▶ [Your assignment]:
Which lines below hold the word "system"? Report each one.

▶ [Data in this exercise]:
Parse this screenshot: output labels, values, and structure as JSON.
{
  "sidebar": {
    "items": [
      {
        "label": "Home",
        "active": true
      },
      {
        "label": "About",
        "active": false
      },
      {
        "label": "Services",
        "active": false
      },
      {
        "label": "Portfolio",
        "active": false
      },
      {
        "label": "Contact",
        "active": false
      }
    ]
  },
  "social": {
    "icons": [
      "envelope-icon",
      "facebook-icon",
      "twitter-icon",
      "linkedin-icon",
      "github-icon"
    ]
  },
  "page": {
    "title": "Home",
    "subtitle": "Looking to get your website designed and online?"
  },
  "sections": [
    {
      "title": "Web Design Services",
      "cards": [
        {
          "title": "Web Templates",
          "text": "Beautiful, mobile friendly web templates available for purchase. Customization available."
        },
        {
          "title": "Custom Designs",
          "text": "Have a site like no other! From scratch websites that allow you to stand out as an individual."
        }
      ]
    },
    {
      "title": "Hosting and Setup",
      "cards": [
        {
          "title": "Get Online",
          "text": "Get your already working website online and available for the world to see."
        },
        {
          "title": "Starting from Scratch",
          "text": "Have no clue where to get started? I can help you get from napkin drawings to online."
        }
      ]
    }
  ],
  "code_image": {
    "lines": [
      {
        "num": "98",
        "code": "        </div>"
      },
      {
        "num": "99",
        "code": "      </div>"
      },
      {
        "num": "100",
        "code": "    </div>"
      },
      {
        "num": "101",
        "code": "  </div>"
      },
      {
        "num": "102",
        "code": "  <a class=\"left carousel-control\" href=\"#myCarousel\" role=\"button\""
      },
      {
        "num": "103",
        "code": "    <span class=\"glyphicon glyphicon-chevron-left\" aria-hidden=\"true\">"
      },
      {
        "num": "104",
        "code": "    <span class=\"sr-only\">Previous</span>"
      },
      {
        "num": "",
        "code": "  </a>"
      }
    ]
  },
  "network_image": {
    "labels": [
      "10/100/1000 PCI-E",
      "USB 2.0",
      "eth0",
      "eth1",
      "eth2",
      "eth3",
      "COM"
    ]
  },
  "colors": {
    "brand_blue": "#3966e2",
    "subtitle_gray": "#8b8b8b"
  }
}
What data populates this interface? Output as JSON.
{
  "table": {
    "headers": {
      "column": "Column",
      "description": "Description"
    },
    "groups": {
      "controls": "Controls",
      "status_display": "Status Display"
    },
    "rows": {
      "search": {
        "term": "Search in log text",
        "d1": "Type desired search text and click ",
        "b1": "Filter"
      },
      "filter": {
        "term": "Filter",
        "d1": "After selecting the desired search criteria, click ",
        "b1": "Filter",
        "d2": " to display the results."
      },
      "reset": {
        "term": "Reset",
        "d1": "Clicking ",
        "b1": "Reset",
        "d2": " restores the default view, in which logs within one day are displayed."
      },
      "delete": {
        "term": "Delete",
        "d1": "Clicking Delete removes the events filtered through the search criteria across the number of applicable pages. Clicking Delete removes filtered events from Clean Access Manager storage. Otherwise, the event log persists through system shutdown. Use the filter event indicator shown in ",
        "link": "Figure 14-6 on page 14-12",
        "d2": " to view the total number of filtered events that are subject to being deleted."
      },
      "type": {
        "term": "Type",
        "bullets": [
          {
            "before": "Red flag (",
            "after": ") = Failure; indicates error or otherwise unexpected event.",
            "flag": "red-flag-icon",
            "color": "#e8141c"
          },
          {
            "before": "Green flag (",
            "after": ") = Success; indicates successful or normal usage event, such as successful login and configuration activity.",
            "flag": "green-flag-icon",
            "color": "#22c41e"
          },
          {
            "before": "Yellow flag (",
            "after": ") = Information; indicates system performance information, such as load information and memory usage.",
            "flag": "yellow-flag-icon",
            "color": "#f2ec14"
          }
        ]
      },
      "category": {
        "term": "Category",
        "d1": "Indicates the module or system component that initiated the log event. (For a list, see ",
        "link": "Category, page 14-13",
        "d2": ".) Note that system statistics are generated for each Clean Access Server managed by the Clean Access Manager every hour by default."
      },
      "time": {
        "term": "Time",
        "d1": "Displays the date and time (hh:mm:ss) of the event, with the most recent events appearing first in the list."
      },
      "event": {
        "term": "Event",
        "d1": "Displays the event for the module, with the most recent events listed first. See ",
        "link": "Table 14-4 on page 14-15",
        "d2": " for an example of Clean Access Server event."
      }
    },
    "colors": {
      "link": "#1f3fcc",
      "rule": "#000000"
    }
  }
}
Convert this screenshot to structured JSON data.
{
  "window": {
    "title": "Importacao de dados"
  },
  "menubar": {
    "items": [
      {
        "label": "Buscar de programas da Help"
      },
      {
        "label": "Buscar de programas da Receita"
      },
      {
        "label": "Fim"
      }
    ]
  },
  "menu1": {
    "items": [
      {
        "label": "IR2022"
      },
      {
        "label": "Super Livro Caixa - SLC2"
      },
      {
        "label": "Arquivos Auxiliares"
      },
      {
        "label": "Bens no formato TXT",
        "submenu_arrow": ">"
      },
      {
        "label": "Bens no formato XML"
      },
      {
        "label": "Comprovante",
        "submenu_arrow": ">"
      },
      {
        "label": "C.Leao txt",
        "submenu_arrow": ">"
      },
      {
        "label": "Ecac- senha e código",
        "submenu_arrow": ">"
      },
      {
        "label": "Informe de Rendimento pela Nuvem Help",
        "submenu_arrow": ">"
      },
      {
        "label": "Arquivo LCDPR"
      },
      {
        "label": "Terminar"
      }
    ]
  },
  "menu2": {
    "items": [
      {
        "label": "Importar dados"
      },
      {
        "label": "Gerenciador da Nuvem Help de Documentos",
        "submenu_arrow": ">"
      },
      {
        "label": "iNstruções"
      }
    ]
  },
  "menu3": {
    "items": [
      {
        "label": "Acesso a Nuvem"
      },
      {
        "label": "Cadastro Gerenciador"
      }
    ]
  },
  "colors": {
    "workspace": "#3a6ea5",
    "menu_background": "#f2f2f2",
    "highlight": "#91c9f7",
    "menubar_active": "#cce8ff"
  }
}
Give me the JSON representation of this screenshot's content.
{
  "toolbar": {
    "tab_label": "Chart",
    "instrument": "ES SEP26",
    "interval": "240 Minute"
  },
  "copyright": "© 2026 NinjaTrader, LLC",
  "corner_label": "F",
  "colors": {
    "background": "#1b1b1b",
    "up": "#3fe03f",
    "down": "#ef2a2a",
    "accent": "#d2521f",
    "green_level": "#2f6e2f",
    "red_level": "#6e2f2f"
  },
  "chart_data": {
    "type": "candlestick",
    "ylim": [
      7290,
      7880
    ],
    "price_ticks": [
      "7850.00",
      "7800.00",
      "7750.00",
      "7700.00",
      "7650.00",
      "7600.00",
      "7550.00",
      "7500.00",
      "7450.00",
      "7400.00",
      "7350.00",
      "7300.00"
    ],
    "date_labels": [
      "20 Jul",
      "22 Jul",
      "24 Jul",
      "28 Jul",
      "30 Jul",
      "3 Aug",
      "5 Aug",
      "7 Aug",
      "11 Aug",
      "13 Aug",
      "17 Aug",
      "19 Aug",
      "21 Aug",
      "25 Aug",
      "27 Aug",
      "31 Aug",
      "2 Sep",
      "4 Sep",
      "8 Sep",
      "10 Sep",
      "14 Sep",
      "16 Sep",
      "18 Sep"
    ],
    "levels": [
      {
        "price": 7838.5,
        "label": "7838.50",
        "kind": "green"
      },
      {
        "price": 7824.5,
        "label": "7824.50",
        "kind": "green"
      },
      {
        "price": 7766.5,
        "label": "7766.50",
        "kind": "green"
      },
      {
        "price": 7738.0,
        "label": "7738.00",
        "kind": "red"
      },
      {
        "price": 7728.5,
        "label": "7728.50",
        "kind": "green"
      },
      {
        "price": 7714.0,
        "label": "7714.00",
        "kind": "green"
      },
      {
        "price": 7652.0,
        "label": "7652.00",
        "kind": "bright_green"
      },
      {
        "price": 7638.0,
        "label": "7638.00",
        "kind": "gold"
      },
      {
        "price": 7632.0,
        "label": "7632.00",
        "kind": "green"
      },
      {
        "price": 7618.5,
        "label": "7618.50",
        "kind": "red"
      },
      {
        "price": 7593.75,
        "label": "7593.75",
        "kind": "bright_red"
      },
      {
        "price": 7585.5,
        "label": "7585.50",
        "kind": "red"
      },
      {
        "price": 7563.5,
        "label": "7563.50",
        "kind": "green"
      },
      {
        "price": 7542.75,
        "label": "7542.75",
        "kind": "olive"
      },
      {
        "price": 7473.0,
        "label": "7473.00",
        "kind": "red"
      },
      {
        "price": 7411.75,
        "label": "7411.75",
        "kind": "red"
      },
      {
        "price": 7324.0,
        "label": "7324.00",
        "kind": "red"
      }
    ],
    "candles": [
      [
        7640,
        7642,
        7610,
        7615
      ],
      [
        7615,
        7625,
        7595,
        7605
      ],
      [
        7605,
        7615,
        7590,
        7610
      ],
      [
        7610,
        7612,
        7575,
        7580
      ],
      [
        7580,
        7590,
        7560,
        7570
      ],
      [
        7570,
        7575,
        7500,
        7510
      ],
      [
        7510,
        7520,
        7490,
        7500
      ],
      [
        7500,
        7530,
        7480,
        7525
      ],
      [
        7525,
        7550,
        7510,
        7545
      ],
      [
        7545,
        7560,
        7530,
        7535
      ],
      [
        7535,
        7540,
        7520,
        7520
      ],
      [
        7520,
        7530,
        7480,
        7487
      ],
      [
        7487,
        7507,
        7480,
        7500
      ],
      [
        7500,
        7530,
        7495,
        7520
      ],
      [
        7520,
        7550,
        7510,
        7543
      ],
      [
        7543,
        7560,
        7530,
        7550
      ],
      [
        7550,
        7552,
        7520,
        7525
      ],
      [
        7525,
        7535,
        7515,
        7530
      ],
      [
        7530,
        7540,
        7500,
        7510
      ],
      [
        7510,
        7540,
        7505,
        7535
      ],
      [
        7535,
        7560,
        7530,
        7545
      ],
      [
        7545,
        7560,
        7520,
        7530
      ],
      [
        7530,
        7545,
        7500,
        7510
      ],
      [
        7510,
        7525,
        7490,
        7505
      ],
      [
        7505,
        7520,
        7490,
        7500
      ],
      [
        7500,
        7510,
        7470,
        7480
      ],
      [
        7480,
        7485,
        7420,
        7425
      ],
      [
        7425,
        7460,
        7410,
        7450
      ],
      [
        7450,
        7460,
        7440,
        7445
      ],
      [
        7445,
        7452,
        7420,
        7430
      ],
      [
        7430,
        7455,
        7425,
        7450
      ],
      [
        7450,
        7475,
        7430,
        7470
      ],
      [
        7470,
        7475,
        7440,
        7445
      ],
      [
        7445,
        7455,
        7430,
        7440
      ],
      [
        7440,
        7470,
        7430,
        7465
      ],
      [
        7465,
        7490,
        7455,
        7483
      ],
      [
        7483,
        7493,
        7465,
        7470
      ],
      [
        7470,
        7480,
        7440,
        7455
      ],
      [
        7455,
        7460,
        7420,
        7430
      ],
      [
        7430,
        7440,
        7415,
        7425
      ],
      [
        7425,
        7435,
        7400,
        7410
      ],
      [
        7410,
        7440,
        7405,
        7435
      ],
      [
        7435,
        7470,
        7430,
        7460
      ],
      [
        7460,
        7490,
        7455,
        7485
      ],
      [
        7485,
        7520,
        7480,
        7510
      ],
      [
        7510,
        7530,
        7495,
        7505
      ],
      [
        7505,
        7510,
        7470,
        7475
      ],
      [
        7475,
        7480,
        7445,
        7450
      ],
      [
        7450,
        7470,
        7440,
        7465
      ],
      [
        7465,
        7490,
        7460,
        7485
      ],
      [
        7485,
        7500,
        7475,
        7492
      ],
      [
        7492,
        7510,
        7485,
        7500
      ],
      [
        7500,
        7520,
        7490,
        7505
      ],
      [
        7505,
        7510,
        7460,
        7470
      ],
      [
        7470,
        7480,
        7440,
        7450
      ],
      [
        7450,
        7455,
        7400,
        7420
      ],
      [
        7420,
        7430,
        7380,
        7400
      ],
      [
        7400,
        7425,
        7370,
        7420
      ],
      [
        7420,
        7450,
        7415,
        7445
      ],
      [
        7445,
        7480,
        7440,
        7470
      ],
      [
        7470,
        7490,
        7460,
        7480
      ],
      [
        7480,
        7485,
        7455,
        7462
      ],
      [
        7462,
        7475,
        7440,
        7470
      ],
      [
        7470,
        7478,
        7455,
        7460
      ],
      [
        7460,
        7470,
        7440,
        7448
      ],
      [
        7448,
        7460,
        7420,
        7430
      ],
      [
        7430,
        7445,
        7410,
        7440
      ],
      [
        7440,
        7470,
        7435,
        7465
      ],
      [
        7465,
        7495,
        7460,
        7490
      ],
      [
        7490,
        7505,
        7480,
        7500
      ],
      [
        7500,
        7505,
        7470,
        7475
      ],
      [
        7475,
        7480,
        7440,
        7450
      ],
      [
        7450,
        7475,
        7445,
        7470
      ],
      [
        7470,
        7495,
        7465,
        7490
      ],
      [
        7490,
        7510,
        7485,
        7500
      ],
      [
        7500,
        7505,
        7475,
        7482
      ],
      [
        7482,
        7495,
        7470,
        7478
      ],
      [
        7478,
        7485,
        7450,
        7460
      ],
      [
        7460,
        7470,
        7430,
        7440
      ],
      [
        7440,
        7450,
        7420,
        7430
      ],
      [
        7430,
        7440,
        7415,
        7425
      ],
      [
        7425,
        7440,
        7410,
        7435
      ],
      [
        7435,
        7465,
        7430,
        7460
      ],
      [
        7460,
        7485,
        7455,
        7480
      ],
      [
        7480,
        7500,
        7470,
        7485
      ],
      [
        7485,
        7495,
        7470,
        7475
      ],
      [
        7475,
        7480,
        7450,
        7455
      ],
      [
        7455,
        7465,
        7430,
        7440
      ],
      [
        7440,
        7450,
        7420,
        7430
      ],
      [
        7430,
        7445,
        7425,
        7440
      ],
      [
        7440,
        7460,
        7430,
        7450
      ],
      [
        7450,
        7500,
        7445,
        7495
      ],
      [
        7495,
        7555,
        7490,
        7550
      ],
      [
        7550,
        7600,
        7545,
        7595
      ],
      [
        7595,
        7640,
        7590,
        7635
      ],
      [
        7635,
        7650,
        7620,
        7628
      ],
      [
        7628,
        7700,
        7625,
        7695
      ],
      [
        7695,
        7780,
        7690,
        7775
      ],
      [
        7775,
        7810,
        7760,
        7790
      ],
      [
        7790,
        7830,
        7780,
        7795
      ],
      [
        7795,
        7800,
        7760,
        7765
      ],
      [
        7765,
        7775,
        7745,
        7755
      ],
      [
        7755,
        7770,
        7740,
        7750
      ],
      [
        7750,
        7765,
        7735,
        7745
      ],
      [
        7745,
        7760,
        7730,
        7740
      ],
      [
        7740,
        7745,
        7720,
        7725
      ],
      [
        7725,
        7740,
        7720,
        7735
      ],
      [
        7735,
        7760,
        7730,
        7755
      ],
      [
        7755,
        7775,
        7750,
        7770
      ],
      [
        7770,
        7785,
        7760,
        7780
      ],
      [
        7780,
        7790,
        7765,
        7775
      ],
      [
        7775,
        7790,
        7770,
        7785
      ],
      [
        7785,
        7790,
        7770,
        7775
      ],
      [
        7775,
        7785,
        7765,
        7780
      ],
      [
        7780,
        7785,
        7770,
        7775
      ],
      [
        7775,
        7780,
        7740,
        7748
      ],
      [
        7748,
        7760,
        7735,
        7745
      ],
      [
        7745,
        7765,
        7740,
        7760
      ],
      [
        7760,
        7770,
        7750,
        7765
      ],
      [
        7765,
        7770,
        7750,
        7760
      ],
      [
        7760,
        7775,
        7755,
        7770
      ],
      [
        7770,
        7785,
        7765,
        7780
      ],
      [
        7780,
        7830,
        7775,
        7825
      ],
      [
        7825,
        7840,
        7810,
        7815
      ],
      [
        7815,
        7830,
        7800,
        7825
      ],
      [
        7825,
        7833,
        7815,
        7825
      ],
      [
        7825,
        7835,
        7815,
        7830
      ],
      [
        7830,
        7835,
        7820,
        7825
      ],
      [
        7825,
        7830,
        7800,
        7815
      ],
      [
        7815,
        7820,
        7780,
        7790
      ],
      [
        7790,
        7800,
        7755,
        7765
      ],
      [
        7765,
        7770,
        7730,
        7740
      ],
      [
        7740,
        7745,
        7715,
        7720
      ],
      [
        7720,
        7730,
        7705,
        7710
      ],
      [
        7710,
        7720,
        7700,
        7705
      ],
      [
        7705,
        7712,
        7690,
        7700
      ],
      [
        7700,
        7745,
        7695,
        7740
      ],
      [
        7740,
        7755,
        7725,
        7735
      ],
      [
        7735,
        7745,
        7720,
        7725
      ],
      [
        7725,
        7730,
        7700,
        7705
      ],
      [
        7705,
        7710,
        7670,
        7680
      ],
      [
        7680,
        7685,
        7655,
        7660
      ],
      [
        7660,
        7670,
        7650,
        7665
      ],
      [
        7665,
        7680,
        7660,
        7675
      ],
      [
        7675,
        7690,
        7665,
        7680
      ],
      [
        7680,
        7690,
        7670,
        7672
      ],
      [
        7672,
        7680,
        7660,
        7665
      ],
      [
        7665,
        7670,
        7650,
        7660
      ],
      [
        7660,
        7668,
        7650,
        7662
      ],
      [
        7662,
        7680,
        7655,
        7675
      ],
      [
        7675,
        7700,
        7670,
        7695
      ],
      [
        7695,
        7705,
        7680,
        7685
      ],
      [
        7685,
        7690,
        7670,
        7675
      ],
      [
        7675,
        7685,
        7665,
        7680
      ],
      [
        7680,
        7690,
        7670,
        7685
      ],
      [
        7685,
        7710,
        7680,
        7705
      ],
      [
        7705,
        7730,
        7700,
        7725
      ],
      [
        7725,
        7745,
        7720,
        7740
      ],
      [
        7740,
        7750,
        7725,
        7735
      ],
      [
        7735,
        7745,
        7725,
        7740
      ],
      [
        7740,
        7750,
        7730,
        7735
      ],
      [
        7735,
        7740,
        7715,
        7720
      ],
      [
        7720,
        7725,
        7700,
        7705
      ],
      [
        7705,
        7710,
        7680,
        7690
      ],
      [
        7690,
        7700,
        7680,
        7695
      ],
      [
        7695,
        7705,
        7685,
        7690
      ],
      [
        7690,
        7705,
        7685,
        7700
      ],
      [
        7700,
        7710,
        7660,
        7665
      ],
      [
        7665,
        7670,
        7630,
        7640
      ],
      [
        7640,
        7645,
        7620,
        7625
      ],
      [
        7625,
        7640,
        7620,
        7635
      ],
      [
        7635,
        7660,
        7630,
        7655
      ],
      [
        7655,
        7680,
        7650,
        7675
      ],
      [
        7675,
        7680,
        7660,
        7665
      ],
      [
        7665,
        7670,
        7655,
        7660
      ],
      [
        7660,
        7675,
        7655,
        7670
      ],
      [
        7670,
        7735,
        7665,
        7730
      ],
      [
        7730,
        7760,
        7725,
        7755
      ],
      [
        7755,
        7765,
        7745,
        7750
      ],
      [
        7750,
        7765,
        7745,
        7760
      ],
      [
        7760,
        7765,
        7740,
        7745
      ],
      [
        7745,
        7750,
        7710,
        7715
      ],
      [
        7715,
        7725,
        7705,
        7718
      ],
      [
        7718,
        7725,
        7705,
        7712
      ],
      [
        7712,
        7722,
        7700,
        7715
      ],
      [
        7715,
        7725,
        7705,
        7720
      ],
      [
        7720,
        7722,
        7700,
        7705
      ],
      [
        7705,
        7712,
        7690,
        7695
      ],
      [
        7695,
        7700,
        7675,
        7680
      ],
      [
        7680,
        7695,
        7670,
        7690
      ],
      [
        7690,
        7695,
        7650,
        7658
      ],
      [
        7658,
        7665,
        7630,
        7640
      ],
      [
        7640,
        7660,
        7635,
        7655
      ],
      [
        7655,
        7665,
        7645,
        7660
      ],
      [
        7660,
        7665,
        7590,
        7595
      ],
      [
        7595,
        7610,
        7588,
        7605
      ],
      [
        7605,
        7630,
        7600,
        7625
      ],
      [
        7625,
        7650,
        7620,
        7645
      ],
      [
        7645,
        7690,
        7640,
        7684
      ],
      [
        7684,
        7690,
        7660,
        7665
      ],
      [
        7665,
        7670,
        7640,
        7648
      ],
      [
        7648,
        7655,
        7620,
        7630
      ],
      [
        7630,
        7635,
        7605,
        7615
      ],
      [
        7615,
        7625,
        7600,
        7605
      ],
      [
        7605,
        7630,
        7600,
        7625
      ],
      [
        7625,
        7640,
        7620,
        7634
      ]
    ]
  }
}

▶ [Written solution]:
        "d1": "Clicking Delete removes the events filtered through the search criteria across the number of applicable pages. Clicking Delete removes filtered events from Clean Access Manager storage. Otherwise, the event log persists through system shutdown. Use the filter event indicator shown in ",
            "after": ") = Information; indicates system performance information, such as load information and memory usage.",
        "d1": "Indicates the module or system component that initiated the log event. (For a list, see ",
        "d2": ".) Note that system statistics are generated for each Clean Access Server managed by the Clean Access Manager every hour by default."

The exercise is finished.